(Extracted information)
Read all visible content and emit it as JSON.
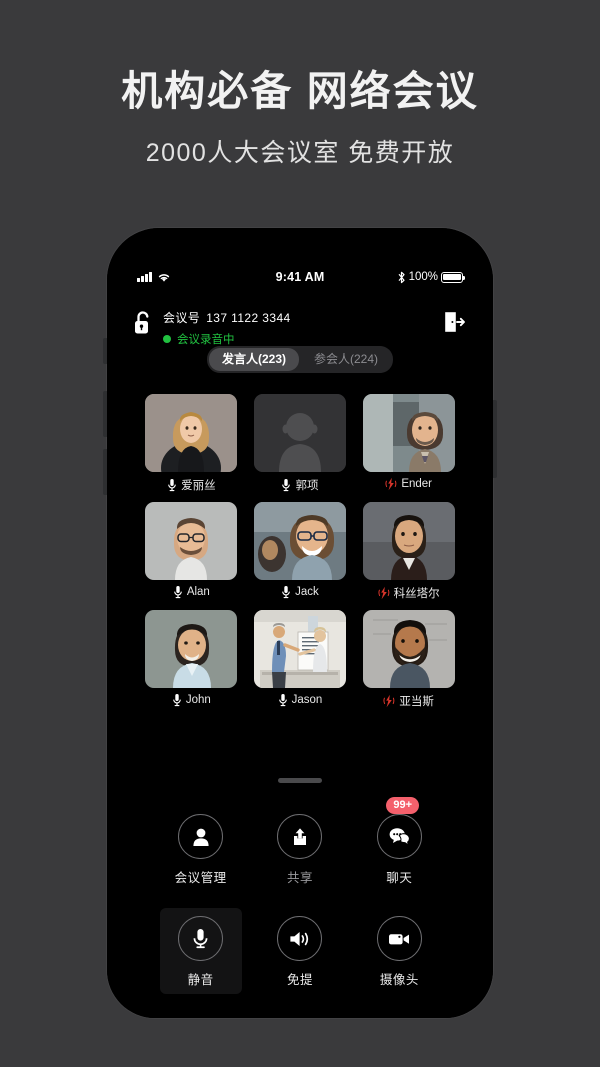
{
  "promo": {
    "title": "机构必备 网络会议",
    "subtitle": "2000人大会议室 免费开放"
  },
  "phone": {
    "statusbar": {
      "signal_icon": "signal-bars-icon",
      "wifi_icon": "wifi-icon",
      "time": "9:41 AM",
      "bluetooth_icon": "bluetooth-icon",
      "battery_percent": "100%",
      "battery_icon": "battery-full-icon"
    },
    "header": {
      "lock_icon": "unlocked-lock-icon",
      "meeting_no_label": "会议号",
      "meeting_no_value": "137 1122 3344",
      "recording_text": "会议录音中",
      "recording_color": "#21c140",
      "exit_icon": "exit-door-icon"
    },
    "tabs": [
      {
        "label": "发言人(223)",
        "active": true
      },
      {
        "label": "参会人(224)",
        "active": false
      }
    ],
    "participants": [
      {
        "name": "爱丽丝",
        "mic": "mic-icon",
        "speaking": false,
        "avatar": "woman-blonde-black-top"
      },
      {
        "name": "郭项",
        "mic": "mic-icon",
        "speaking": false,
        "avatar": "placeholder-silhouette"
      },
      {
        "name": "Ender",
        "mic": "speaking-icon",
        "speaking": true,
        "avatar": "man-beard-office"
      },
      {
        "name": "Alan",
        "mic": "mic-icon",
        "speaking": false,
        "avatar": "man-glasses-gray-bg"
      },
      {
        "name": "Jack",
        "mic": "mic-icon",
        "speaking": false,
        "avatar": "man-glasses-smiling"
      },
      {
        "name": "科丝塔尔",
        "mic": "speaking-icon",
        "speaking": true,
        "avatar": "man-dark-hair-suit"
      },
      {
        "name": "John",
        "mic": "mic-icon",
        "speaking": false,
        "avatar": "man-asian-blue-shirt"
      },
      {
        "name": "Jason",
        "mic": "mic-icon",
        "speaking": false,
        "avatar": "presentation-whiteboard"
      },
      {
        "name": "亚当斯",
        "mic": "speaking-icon",
        "speaking": true,
        "avatar": "man-beard-smiling"
      }
    ],
    "speaking_color": "#d9352b",
    "toolbar": [
      {
        "label": "会议管理",
        "icon": "person-icon",
        "dim": false,
        "highlight": false,
        "badge": null
      },
      {
        "label": "共享",
        "icon": "share-upload-icon",
        "dim": true,
        "highlight": false,
        "badge": null
      },
      {
        "label": "聊天",
        "icon": "chat-bubble-icon",
        "dim": false,
        "highlight": false,
        "badge": "99+"
      },
      {
        "label": "静音",
        "icon": "microphone-icon",
        "dim": false,
        "highlight": true,
        "badge": null
      },
      {
        "label": "免提",
        "icon": "speaker-icon",
        "dim": false,
        "highlight": false,
        "badge": null
      },
      {
        "label": "摄像头",
        "icon": "video-camera-icon",
        "dim": false,
        "highlight": false,
        "badge": null
      }
    ]
  }
}
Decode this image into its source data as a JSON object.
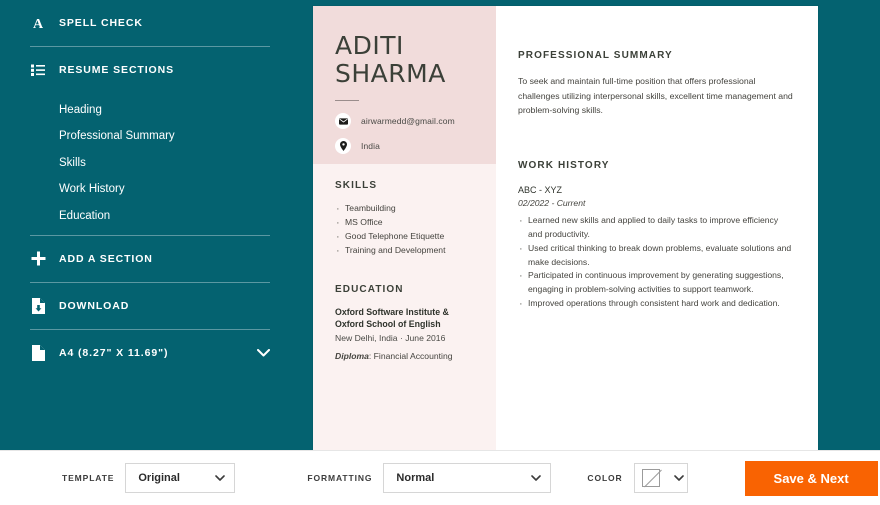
{
  "sidebar": {
    "spell_check": {
      "label": "SPELL CHECK",
      "icon": "letter-a-icon"
    },
    "resume_sections": {
      "label": "RESUME SECTIONS",
      "icon": "list-icon"
    },
    "sections": [
      {
        "label": "Heading"
      },
      {
        "label": "Professional Summary"
      },
      {
        "label": "Skills"
      },
      {
        "label": "Work History"
      },
      {
        "label": "Education"
      }
    ],
    "add_section": {
      "label": "ADD A SECTION",
      "icon": "plus-icon"
    },
    "download": {
      "label": "DOWNLOAD",
      "icon": "download-document-icon"
    },
    "paper_size": {
      "label": "A4 (8.27\" X 11.69\")",
      "icon": "document-icon",
      "caret": "chevron-down-icon"
    }
  },
  "resume": {
    "name_line1": "ADITI",
    "name_line2": "SHARMA",
    "contacts": [
      {
        "icon": "envelope-icon",
        "text": "airwarmedd@gmail.com"
      },
      {
        "icon": "location-pin-icon",
        "text": "India"
      }
    ],
    "skills": {
      "title": "SKILLS",
      "items": [
        "Teambuilding",
        "MS Office",
        "Good Telephone Etiquette",
        "Training and Development"
      ]
    },
    "education": {
      "title": "EDUCATION",
      "school": "Oxford Software Institute & Oxford School of English",
      "meta": "New Delhi, India · June 2016",
      "degree_label": "Diploma",
      "degree_value": ": Financial Accounting"
    },
    "professional_summary": {
      "title": "PROFESSIONAL SUMMARY",
      "text": "To seek and maintain full-time position that offers professional challenges utilizing interpersonal skills, excellent time management and problem-solving skills."
    },
    "work_history": {
      "title": "WORK HISTORY",
      "company": "ABC - XYZ",
      "dates": "02/2022 - Current",
      "bullets": [
        "Learned new skills and applied to daily tasks to improve efficiency and productivity.",
        "Used critical thinking to break down problems, evaluate solutions and make decisions.",
        "Participated in continuous improvement by generating suggestions, engaging in problem-solving activities to support teamwork.",
        "Improved operations through consistent hard work and dedication."
      ]
    }
  },
  "footer": {
    "template_label": "TEMPLATE",
    "template_value": "Original",
    "formatting_label": "FORMATTING",
    "formatting_value": "Normal",
    "color_label": "COLOR",
    "color_value": "none",
    "save_button": "Save & Next"
  },
  "colors": {
    "sidebar_bg": "#046270",
    "accent_orange": "#f96302",
    "resume_header_pink": "#f1dcdb",
    "resume_left_pink": "#fbf2f1"
  }
}
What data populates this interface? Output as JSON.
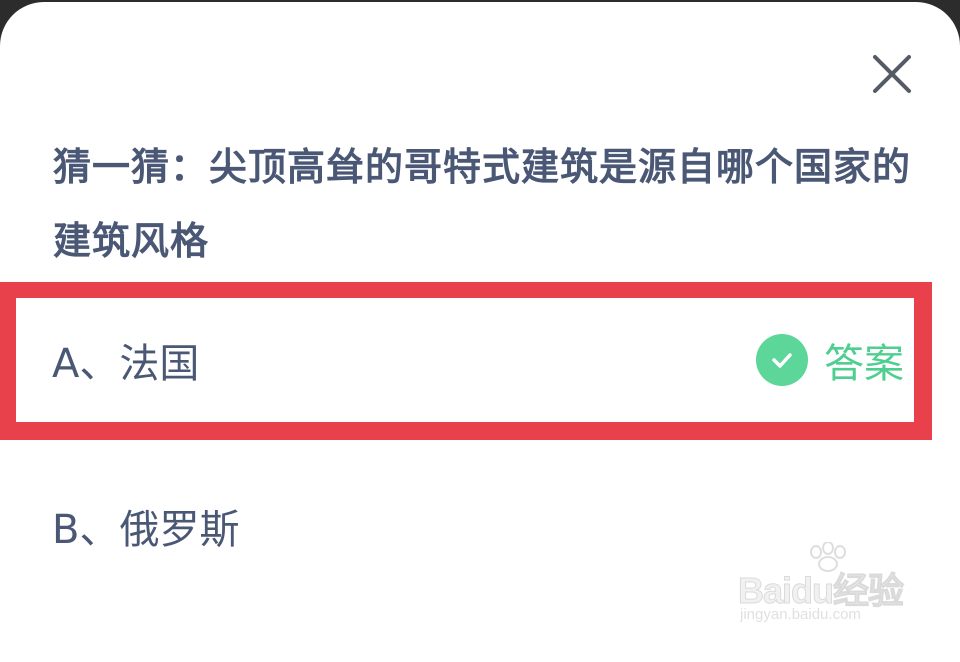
{
  "quiz": {
    "question": "猜一猜：尖顶高耸的哥特式建筑是源自哪个国家的建筑风格",
    "options": [
      {
        "label": "A、法国",
        "is_answer": true,
        "answer_badge": "答案"
      },
      {
        "label": "B、俄罗斯",
        "is_answer": false
      }
    ]
  },
  "icons": {
    "close": "close-icon",
    "check": "check-circle-icon"
  },
  "watermark": {
    "brand": "Baidu经验",
    "url": "jingyan.baidu.com"
  },
  "colors": {
    "question_text": "#4a5875",
    "highlight_border": "#e9414b",
    "answer_green": "#4fcf8f",
    "check_bg": "#5dd69a"
  }
}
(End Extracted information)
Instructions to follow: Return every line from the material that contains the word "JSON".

Task result:
Read all visible content and emit it as JSON.
Decode this image into its source data as a JSON object.
What data populates this interface? Output as JSON.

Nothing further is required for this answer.